The aims of this study were to analyze the characteristics of patients with acute liver failure (ALF) in our center and evaluate the prognostic value of the Pediatric End-Stage Liver Disease (PELD) score calculated at admission.
A retrospective analysis of patients with ALF younger than 15 years between 2005 and 2013 was performed. Information collected included age, sex, etiology of ALF, laboratory tests, PELD score, stage of encephalopathy, and need for liver support devices such as MARS and/or liver transplant (LT) and survival. A poor prognosis was defined as the need for LT or death.
Twenty patients (10 male patients, 50%) with a median age of 2.6 years (3 days-14.5 y old) were included. Acute liver failure was of indeterminate cause in 5 cases (25%). Within the recognized causes, the most frequent were viral hepatitis (herpes simplex virus, adenovirus, influenza B, Epstein-Barr virus), autoimmune hepatitis, and metabolopathies. Sixty percent presented with encephalopathy at diagnosis. Four patients were aided by a MARS liver support device. Six patients received a total of 7 transplants, all from deceased donors. The rate of spontaneous recovery was 45%. Currently 13 patients (65%) are living, 4 of them with an LT. Six patients died because of ALF. The mean PELD score of patients with spontaneous recovery was 15.31 (5.3–27.6) compared with a mean of 29.5 (17.2–39.4) in LT patients and 31.55 (15.8–52.4) for nonsurvivors (P = 0.013).
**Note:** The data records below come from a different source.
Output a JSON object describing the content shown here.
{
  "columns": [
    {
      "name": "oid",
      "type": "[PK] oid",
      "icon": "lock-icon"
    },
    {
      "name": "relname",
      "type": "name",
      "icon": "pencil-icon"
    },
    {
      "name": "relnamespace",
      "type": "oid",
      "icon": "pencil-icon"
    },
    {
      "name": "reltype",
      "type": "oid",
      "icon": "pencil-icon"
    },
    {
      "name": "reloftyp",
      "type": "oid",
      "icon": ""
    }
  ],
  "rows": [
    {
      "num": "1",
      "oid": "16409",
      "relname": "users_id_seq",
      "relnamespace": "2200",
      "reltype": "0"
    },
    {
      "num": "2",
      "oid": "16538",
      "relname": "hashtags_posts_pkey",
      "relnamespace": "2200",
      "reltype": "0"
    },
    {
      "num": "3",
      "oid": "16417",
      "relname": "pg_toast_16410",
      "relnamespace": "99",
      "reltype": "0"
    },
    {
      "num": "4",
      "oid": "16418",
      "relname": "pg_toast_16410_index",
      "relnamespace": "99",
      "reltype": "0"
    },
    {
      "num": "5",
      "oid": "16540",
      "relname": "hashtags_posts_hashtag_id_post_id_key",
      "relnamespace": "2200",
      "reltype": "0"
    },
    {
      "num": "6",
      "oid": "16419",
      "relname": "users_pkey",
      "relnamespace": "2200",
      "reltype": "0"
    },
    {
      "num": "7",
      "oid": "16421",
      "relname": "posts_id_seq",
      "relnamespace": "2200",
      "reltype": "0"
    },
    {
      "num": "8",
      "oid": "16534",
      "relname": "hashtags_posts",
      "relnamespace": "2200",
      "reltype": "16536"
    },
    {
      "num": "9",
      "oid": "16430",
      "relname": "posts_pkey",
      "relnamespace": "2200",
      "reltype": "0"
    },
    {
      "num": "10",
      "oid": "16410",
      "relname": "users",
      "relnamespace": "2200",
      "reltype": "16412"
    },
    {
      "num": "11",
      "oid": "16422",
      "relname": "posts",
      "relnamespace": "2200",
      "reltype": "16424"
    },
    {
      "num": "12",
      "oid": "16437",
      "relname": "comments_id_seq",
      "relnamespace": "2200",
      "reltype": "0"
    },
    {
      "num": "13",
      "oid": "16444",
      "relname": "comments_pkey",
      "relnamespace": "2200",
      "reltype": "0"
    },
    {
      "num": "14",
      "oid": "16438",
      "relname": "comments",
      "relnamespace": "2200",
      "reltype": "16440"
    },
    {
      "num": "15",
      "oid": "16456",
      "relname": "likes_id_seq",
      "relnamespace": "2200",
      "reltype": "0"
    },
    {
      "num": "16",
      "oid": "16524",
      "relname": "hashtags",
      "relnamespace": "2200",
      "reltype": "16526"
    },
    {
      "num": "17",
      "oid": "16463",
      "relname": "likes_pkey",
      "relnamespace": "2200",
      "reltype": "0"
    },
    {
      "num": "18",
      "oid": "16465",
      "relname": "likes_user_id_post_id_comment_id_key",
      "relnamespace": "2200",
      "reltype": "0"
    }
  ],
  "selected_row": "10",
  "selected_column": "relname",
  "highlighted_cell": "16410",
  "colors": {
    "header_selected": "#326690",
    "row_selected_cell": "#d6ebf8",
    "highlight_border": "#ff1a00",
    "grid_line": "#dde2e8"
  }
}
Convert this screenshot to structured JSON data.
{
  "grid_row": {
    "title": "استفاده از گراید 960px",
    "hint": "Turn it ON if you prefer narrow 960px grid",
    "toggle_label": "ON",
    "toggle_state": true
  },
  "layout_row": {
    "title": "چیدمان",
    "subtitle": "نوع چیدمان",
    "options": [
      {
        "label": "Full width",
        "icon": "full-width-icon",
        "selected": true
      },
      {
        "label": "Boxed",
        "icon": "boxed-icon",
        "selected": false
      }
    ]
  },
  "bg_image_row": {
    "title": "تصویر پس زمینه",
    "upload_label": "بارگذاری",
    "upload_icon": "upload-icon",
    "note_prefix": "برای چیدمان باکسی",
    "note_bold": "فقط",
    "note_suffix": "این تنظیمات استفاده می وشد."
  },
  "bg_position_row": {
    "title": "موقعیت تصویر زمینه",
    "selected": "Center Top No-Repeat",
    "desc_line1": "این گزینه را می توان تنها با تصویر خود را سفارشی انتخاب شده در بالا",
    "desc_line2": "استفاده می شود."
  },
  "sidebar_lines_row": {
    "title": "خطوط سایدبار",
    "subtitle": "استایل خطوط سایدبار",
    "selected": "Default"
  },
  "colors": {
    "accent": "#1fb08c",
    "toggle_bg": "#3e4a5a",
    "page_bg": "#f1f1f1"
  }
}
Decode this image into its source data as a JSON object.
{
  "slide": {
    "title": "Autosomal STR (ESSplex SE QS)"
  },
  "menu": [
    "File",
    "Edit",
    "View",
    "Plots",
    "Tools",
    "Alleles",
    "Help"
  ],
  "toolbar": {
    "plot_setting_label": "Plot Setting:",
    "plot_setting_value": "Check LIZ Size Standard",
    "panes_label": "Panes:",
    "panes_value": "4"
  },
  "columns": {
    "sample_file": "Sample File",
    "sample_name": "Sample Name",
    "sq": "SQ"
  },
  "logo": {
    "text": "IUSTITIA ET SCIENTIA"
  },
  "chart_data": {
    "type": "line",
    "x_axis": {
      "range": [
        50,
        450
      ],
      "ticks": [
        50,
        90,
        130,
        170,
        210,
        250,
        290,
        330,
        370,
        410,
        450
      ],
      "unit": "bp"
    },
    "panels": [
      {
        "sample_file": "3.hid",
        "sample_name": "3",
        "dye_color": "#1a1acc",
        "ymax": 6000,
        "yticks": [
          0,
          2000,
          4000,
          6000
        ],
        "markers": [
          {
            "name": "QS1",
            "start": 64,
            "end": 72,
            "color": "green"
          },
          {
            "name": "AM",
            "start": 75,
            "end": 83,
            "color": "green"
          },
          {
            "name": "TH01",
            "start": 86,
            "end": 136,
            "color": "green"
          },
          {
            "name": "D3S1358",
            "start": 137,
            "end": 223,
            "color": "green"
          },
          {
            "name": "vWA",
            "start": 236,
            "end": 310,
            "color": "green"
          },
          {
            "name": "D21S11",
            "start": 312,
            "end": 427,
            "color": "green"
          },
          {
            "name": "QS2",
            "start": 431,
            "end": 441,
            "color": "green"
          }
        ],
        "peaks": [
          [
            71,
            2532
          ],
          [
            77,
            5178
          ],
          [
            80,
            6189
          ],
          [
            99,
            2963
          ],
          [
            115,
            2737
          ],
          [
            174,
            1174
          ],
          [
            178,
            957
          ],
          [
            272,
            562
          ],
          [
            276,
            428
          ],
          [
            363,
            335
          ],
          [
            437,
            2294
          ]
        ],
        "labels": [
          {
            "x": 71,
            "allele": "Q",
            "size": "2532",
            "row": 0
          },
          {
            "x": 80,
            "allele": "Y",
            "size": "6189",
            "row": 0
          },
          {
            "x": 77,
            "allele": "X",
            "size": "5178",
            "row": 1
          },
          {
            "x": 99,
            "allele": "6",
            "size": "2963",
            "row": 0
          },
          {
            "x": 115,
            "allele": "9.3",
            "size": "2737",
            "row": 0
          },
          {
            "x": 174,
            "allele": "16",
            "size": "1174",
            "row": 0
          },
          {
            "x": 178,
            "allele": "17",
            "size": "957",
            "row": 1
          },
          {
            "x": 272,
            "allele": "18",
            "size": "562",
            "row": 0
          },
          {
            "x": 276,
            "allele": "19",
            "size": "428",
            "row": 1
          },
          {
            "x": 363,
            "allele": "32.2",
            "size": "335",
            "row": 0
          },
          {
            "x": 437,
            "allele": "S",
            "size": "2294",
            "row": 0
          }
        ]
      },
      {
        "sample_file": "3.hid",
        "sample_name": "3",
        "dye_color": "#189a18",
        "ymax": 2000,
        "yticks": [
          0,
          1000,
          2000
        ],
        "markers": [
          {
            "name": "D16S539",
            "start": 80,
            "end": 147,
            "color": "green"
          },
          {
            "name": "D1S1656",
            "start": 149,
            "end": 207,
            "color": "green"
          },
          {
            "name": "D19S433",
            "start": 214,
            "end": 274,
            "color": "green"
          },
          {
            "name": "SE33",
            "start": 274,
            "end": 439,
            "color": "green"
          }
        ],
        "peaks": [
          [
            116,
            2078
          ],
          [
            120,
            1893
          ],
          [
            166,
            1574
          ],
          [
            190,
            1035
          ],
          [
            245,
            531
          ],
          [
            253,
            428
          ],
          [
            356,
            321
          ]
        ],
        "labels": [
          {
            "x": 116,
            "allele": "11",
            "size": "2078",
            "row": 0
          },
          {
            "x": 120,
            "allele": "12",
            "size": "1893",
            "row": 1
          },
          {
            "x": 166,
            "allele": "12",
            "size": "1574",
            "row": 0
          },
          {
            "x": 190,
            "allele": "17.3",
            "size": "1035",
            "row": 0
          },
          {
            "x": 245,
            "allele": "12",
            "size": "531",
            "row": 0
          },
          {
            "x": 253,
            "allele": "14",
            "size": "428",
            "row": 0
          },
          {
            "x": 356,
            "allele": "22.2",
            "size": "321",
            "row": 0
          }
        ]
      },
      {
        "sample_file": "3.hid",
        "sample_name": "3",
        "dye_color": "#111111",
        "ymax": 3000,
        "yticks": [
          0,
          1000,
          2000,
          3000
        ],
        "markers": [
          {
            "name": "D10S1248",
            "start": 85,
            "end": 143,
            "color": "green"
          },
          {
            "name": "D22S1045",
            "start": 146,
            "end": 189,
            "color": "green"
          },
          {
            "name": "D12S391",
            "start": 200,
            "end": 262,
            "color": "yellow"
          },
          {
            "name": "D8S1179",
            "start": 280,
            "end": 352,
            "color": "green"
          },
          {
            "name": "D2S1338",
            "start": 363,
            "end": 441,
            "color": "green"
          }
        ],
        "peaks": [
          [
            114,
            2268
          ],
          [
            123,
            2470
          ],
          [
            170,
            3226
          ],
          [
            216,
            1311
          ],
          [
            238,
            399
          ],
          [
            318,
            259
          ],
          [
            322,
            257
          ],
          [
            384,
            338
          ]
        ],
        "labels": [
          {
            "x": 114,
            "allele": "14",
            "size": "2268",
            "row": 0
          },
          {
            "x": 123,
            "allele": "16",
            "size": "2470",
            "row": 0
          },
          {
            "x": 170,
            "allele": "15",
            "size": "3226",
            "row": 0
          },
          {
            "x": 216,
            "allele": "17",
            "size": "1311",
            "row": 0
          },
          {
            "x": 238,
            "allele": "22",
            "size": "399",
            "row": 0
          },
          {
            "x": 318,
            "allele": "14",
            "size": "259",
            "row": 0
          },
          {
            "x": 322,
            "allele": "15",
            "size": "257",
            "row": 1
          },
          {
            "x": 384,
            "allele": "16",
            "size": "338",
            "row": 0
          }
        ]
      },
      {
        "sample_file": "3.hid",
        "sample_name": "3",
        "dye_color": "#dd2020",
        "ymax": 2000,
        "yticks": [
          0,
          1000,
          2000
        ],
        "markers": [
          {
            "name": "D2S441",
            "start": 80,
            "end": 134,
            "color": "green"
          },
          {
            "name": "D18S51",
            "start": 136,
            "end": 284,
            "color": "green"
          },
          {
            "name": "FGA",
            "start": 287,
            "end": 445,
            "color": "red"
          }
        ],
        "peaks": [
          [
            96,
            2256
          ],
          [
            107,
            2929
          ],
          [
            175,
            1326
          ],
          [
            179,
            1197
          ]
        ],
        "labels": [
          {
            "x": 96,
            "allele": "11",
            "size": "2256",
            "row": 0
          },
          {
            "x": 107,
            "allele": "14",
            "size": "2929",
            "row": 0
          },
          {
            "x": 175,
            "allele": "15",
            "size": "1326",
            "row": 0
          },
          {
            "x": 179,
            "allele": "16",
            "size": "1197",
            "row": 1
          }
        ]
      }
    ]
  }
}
High PELD scores at diagnosis were accurate predictors of a poor prognosis in our patients with ALF. This model may help in the clinical management of this entity, although prospective validation is needed.
From the Departments of *Pediatric Gastroenterology and Hepatology and
†Pediatrics, University Hospital 12 de Octubre, Madrid, Spain.
Disclosure: The authors declare no conflict of interest.
Reprints: Raquel Núñez-Ramos, Department of Pediatric Gastroenterology and Hepatology, University Hospital 12 de Octubre, Av de Córdoba s/n, 28041 Madrid, Spain (e-mail: firstname.lastname@example.org).